→ **WHAT IS EXPECTED**: Whenever the string "data" appears in a line below, please copy the line out.

→ **EXERCISE MATERIAL**:
+ + +

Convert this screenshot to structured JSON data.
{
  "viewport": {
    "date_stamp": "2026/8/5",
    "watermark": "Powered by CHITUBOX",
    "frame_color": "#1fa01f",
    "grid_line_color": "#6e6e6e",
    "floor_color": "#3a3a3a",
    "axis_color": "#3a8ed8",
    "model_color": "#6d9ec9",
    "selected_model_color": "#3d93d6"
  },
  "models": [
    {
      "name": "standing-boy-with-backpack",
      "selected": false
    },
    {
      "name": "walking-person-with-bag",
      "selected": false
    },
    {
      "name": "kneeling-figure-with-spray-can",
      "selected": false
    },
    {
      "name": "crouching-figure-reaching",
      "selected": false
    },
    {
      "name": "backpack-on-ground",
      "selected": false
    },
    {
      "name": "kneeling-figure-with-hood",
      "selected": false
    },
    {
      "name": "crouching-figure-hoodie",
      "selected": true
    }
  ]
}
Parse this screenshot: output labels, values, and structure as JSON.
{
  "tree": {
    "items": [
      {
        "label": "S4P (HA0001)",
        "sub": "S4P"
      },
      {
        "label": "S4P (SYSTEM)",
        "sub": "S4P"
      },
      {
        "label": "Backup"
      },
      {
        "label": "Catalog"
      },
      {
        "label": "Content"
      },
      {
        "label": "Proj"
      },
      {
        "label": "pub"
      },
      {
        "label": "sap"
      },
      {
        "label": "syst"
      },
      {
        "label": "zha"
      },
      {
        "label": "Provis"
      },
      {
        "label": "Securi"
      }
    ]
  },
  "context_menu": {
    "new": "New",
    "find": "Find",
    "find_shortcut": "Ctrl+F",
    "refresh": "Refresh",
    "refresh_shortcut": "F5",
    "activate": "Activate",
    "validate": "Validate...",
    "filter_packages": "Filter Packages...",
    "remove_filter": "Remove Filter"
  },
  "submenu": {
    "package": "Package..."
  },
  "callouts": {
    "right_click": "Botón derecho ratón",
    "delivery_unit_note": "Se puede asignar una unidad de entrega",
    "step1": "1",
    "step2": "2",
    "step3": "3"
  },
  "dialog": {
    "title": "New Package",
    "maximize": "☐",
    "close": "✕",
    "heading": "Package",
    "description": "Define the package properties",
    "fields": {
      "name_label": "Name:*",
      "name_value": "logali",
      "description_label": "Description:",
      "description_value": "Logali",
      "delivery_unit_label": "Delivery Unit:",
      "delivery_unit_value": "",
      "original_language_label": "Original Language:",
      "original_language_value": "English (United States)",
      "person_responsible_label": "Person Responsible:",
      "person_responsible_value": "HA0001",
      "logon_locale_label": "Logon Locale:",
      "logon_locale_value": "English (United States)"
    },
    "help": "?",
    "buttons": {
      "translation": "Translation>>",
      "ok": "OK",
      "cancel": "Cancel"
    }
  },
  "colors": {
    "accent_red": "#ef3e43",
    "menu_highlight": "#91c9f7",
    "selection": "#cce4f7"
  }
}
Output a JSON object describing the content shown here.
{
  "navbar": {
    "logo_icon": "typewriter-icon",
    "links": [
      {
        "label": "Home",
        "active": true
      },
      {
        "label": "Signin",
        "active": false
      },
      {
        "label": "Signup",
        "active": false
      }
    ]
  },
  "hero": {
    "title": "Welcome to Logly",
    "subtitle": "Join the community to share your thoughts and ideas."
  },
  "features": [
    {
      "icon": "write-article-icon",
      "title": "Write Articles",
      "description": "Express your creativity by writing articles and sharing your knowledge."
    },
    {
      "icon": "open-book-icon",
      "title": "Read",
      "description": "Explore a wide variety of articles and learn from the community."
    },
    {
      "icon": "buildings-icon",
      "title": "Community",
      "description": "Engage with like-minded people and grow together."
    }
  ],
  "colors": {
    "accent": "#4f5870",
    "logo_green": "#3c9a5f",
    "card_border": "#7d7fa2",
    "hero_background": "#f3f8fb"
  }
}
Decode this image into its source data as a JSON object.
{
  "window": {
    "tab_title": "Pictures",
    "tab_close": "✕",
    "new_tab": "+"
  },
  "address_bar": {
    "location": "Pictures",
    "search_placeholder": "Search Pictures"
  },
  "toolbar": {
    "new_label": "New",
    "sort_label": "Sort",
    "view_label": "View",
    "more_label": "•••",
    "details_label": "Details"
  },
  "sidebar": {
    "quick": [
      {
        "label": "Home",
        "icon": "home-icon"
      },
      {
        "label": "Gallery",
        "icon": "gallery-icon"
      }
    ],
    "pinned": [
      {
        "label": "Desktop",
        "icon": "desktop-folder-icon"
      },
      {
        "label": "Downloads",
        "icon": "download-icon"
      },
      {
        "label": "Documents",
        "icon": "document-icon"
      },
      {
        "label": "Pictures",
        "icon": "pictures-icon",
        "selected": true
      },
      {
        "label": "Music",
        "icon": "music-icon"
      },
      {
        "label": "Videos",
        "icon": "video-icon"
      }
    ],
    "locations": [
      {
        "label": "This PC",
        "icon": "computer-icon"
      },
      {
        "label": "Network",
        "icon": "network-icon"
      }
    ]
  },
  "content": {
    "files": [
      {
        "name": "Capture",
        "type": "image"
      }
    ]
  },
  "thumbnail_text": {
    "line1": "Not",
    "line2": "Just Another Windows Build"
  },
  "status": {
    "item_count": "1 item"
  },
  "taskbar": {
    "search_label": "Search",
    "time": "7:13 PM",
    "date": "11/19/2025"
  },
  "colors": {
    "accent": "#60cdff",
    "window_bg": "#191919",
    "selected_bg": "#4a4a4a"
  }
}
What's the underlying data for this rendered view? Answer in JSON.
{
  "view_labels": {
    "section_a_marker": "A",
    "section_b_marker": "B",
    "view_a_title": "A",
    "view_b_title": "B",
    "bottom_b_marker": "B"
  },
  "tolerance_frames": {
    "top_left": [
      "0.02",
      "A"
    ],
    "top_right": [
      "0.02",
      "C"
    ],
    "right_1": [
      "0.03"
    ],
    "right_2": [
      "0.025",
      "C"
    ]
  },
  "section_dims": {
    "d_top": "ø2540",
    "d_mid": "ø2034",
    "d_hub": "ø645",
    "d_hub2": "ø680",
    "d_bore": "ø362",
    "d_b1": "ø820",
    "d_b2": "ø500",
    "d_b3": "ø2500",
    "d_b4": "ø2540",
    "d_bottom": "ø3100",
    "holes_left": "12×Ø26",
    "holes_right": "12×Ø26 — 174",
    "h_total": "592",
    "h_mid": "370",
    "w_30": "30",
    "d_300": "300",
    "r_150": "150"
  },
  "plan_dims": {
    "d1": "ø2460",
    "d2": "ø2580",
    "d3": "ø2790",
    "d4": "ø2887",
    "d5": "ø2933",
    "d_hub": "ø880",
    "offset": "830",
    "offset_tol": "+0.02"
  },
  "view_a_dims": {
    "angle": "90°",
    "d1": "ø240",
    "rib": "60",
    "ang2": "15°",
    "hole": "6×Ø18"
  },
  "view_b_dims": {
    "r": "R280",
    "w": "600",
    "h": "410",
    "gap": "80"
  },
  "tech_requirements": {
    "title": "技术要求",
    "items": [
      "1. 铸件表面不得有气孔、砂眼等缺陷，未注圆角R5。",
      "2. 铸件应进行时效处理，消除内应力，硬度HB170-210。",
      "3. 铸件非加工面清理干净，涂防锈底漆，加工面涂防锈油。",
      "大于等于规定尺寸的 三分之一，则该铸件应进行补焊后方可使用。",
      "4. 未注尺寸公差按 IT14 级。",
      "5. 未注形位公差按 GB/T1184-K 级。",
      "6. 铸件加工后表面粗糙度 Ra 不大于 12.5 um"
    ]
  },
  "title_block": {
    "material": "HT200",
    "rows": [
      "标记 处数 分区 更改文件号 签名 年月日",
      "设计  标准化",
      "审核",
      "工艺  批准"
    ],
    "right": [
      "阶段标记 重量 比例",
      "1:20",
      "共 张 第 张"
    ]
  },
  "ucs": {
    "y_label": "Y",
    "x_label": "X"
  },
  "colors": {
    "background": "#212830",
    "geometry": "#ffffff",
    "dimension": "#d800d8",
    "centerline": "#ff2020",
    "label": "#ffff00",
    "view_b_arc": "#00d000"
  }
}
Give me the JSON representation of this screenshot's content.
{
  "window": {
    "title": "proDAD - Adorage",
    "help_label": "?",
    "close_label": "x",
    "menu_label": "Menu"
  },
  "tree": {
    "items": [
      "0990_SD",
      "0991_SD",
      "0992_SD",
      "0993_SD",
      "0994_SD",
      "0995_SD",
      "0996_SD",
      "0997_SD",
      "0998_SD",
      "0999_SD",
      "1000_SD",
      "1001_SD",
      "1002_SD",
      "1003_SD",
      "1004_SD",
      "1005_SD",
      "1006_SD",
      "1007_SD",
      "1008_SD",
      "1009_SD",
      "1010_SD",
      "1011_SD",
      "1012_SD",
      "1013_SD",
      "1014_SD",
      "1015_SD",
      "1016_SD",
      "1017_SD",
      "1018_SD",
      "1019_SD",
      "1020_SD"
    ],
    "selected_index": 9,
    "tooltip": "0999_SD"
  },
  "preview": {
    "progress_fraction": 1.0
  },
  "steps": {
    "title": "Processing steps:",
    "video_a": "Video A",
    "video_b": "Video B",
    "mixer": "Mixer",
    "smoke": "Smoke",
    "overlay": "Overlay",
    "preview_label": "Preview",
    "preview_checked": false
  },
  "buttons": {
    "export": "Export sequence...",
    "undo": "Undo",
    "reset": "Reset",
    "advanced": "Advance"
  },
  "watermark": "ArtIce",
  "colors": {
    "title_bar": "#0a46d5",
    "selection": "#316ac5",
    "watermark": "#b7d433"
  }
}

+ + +

→ **WRITTEN REPLY**:
Convert this screenshot to structured JSON data.
Decode this image into its source data as a JSON object.
What's the underlying data for this rendered view? Answer in JSON.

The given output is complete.